### What you have to do
Each entry below should be restated word for word, without any picture it contains.

[Excerpts from an interface dataset]

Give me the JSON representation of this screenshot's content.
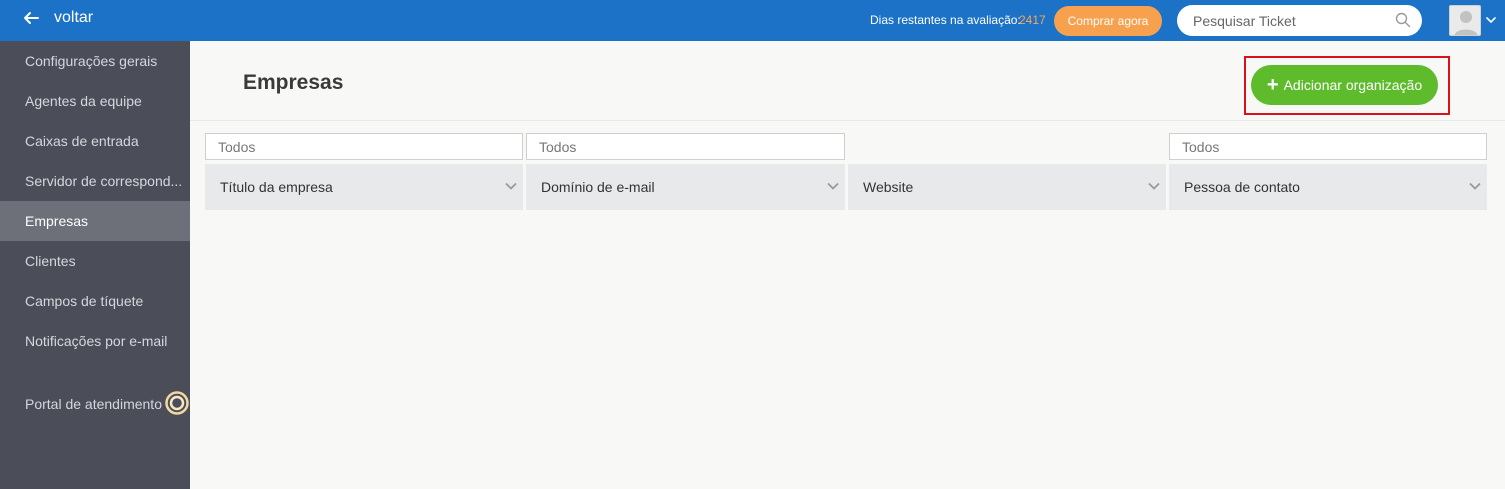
{
  "topbar": {
    "back_label": "voltar",
    "trial_label": "Dias restantes na avaliação:",
    "trial_days": "2417",
    "buy_label": "Comprar agora",
    "search_placeholder": "Pesquisar Ticket"
  },
  "sidebar": {
    "items": [
      {
        "label": "Configurações gerais"
      },
      {
        "label": "Agentes da equipe"
      },
      {
        "label": "Caixas de entrada"
      },
      {
        "label": "Servidor de correspond..."
      },
      {
        "label": "Empresas"
      },
      {
        "label": "Clientes"
      },
      {
        "label": "Campos de tíquete"
      },
      {
        "label": "Notificações por e-mail"
      },
      {
        "label": "Portal de atendimento"
      }
    ],
    "active": "Empresas"
  },
  "page": {
    "title": "Empresas",
    "add_button_label": "Adicionar organização"
  },
  "table": {
    "filters": [
      "Todos",
      "Todos",
      "",
      "Todos"
    ],
    "columns": [
      "Título da empresa",
      "Domínio de e-mail",
      "Website",
      "Pessoa de contato"
    ]
  },
  "colors": {
    "topbar": "#1b72c6",
    "sidebar": "#4b4e59",
    "sidebar_active": "#6d7079",
    "buy_button": "#f7a14f",
    "add_button": "#5dbb2c",
    "highlight": "#d9111b"
  }
}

### Problem solution
Give me the JSON representation of this screenshot's content.
{
  "topbar": {
    "back_label": "voltar",
    "trial_label": "Dias restantes na avaliação:",
    "trial_days": "2417",
    "buy_label": "Comprar agora",
    "search_placeholder": "Pesquisar Ticket"
  },
  "sidebar": {
    "items": [
      {
        "label": "Configurações gerais"
      },
      {
        "label": "Agentes da equipe"
      },
      {
        "label": "Caixas de entrada"
      },
      {
        "label": "Servidor de correspond..."
      },
      {
        "label": "Empresas"
      },
      {
        "label": "Clientes"
      },
      {
        "label": "Campos de tíquete"
      },
      {
        "label": "Notificações por e-mail"
      },
      {
        "label": "Portal de atendimento"
      }
    ],
    "active": "Empresas"
  },
  "page": {
    "title": "Empresas",
    "add_button_label": "Adicionar organização"
  },
  "table": {
    "filters": [
      "Todos",
      "Todos",
      "",
      "Todos"
    ],
    "columns": [
      "Título da empresa",
      "Domínio de e-mail",
      "Website",
      "Pessoa de contato"
    ]
  },
  "colors": {
    "topbar": "#1b72c6",
    "sidebar": "#4b4e59",
    "sidebar_active": "#6d7079",
    "buy_button": "#f7a14f",
    "add_button": "#5dbb2c",
    "highlight": "#d9111b"
  }
}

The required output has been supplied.